Harvard law professor Dershowitz is out to defend Israel again"this time, with a little help from his friends. In this volume, some 80 writers, scholars and journalists, many of them prominent figures, most of them Jewish, contribute short pieces about the meaning of Israel in their lives. The breadth of authors is impressive, from Sen. Norm Coleman of Minnesota and the Rev. Pat Robertson to the actresses Natalie Portman (Jewish, born in Israel) and Christina Applegate (not Jewish, visited Israel). As might be expected, many of the pieces emphasize the writer's emotional connection to the Jewish state. Some are prone to hyperbole (former Cabinet member William Bennett counts himself "among the millions of Americans who see America's fate and Israel's fate as one"), while others are overly sentimental. But to Dershowitz's credit, the collection includes selections from more nuanced and critical thinkers. Rep. Barney Frank of Massachusetts points out the importance of Israel as a haven for Palestinian gays and lesbians, while noting that Israel has a way to go in ridding itself of homophobia.
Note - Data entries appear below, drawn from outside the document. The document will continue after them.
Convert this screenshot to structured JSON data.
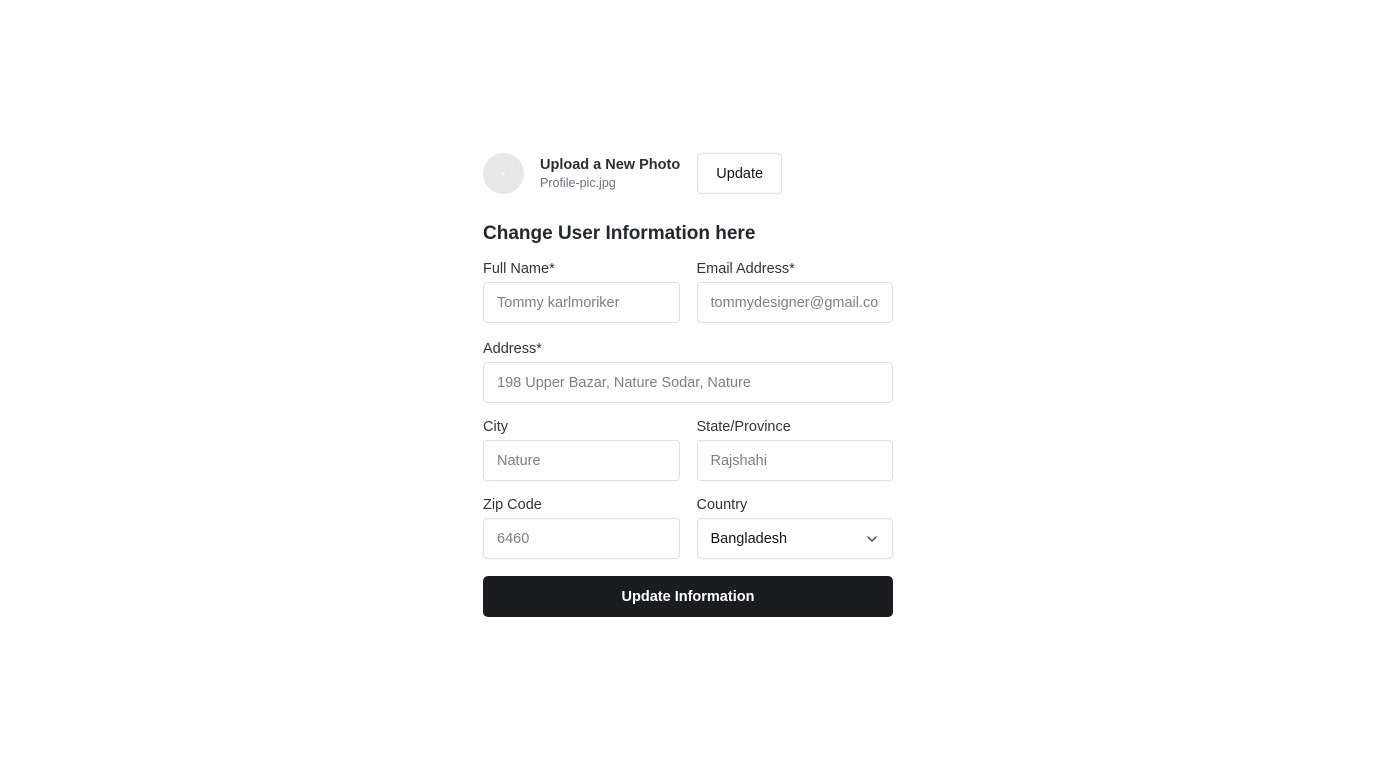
{
  "photo": {
    "title": "Upload a New Photo",
    "filename": "Profile-pic.jpg",
    "button_label": "Update"
  },
  "form": {
    "heading": "Change User Information here",
    "full_name": {
      "label": "Full Name*",
      "placeholder": "Tommy karlmoriker"
    },
    "email": {
      "label": "Email Address*",
      "placeholder": "tommydesigner@gmail.com"
    },
    "address": {
      "label": "Address*",
      "placeholder": "198 Upper Bazar, Nature Sodar, Nature"
    },
    "city": {
      "label": "City",
      "placeholder": "Nature"
    },
    "state": {
      "label": "State/Province",
      "placeholder": "Rajshahi"
    },
    "zip": {
      "label": "Zip Code",
      "placeholder": "6460"
    },
    "country": {
      "label": "Country",
      "value": "Bangladesh"
    },
    "submit_label": "Update Information"
  },
  "icons": {
    "country_dropdown": "chevron-down-icon"
  }
}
Some authors oppose Israel's existence or, like Israeli politician Shulamit Aloni and American Jewish activist Michael Lerner, are critical of Israeli policy in the West Bank, in essays that may expand the readership for this collection beyond the usual pro-Israel suspects.
Paperback, 368 Pages